## Work task
When the string "estate" is part of a line in the data below, report the whole line.

━━ Record excerpts

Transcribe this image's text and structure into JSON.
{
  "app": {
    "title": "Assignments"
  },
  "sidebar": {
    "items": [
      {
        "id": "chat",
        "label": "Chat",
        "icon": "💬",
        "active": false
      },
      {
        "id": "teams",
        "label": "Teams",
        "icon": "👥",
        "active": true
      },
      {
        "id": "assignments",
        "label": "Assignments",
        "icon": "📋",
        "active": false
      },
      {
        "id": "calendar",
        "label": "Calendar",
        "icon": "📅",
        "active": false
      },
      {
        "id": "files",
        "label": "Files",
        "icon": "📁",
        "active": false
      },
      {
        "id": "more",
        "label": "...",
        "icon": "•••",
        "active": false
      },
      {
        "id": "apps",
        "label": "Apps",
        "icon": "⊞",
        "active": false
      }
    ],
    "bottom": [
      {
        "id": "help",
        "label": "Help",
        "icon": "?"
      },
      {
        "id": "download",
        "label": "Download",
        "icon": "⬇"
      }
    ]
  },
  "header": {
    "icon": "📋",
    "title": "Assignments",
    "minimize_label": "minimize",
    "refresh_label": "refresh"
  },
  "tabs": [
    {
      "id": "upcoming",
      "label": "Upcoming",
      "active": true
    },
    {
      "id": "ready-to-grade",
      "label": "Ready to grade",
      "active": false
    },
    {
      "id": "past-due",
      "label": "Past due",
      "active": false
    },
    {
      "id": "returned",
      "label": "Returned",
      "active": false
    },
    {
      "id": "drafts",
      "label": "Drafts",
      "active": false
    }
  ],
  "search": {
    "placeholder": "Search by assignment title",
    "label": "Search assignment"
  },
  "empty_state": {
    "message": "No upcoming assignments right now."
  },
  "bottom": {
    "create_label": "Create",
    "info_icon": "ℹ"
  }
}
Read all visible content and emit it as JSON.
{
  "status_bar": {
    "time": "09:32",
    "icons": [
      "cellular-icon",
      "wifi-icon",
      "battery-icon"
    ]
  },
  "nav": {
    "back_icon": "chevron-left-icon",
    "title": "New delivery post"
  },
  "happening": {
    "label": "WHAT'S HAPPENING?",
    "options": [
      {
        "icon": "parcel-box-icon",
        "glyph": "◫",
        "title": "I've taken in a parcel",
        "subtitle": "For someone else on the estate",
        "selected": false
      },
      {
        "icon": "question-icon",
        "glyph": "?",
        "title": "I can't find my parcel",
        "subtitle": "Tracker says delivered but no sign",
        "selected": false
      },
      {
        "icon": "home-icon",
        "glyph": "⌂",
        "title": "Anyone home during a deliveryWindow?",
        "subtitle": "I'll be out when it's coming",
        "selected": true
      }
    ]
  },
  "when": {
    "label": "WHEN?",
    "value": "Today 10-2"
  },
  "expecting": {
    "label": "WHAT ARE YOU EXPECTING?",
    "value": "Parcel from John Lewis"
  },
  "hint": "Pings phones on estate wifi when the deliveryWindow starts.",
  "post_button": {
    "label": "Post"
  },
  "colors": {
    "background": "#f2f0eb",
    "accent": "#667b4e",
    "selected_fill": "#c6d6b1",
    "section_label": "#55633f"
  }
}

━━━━
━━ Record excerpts

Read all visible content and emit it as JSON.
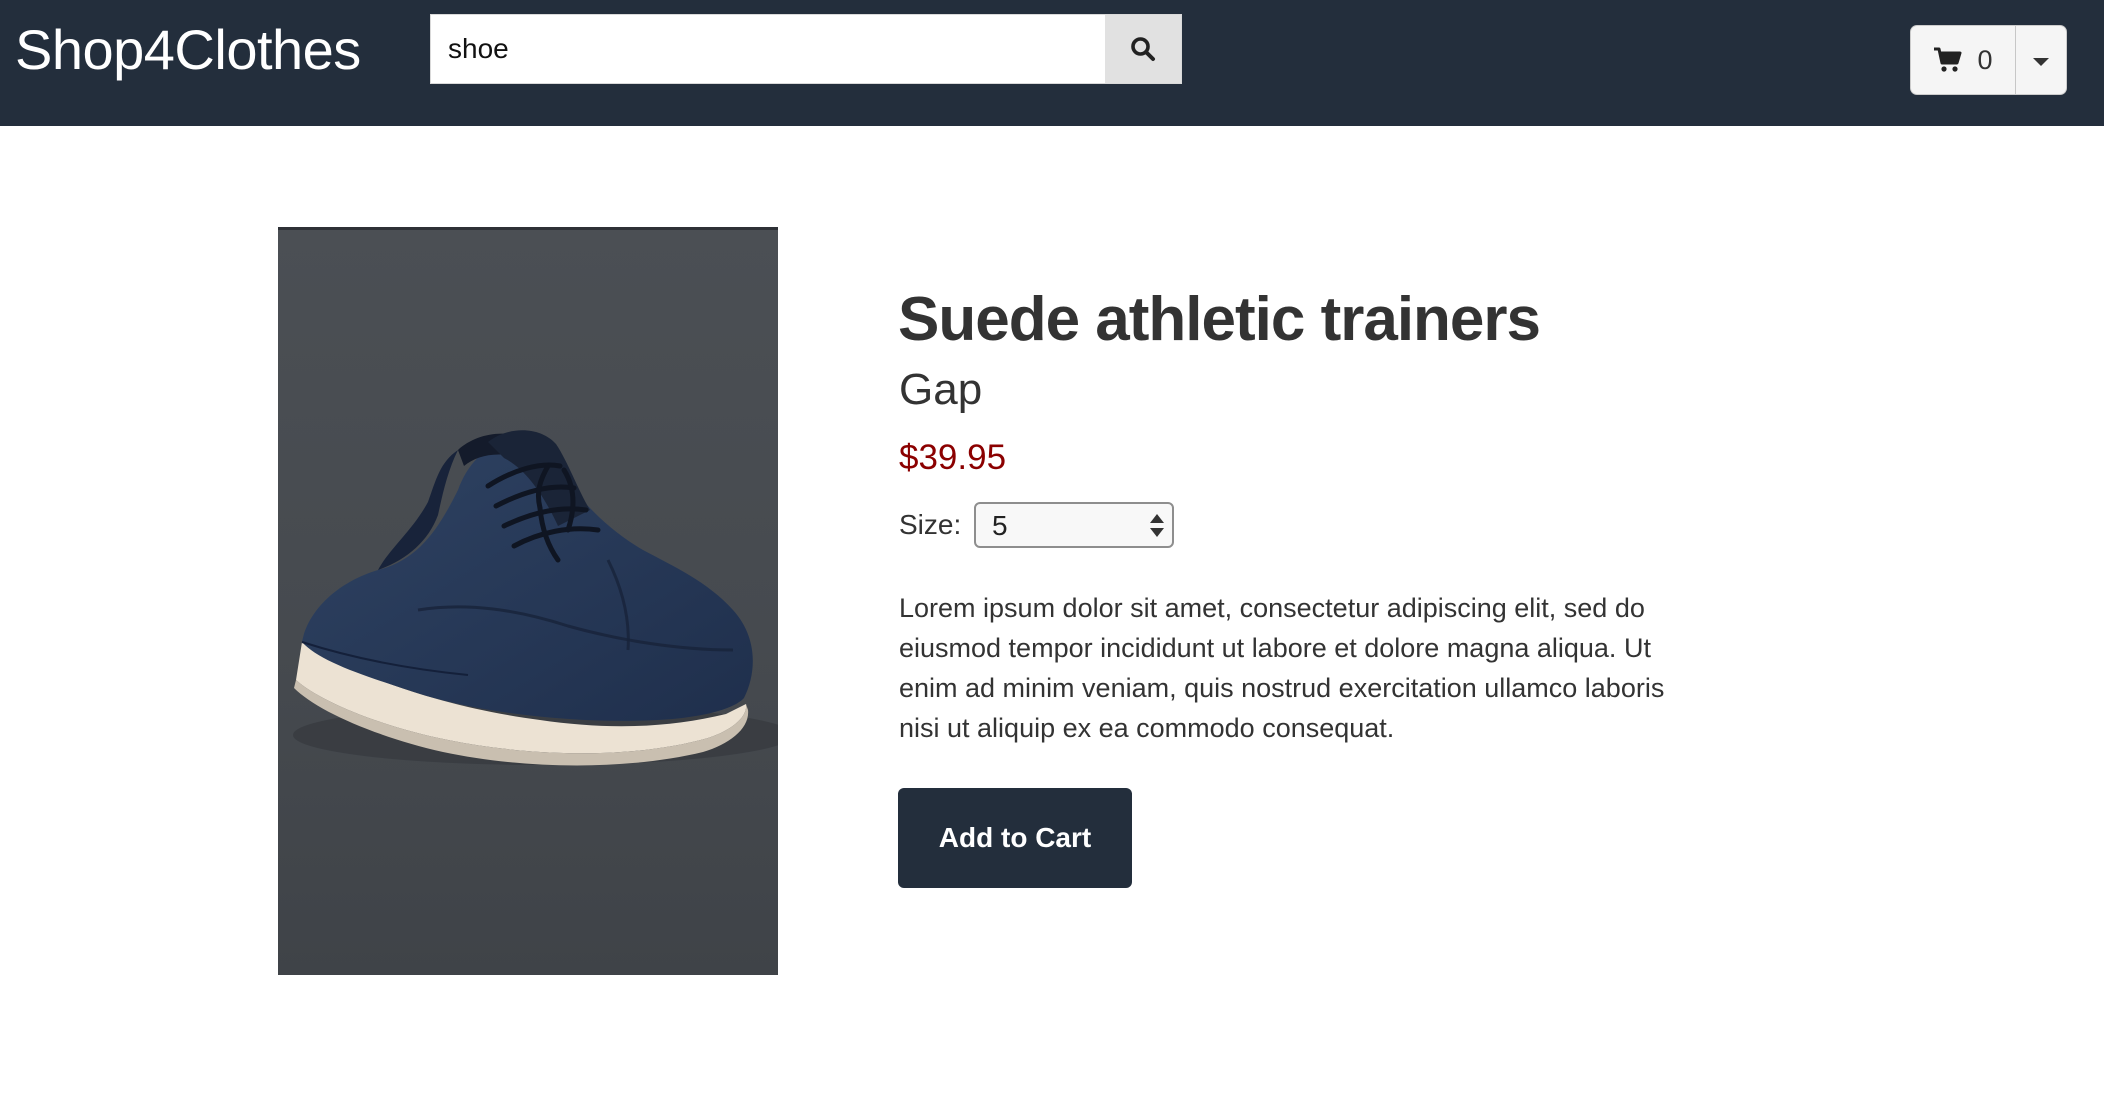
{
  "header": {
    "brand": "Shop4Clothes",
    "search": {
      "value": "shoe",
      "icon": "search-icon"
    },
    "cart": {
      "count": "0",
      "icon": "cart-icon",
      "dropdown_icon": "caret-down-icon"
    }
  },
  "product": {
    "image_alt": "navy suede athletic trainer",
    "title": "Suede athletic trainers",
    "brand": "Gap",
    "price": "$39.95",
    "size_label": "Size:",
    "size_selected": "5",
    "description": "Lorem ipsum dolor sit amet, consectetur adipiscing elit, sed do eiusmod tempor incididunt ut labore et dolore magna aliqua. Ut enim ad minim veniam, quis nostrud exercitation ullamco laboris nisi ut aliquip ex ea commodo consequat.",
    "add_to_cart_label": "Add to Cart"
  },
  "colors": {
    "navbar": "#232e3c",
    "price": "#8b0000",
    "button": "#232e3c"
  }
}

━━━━

## Solved problem
        "subtitle": "For someone else on the estate",
  "hint": "Pings phones on estate wifi when the deliveryWindow starts.",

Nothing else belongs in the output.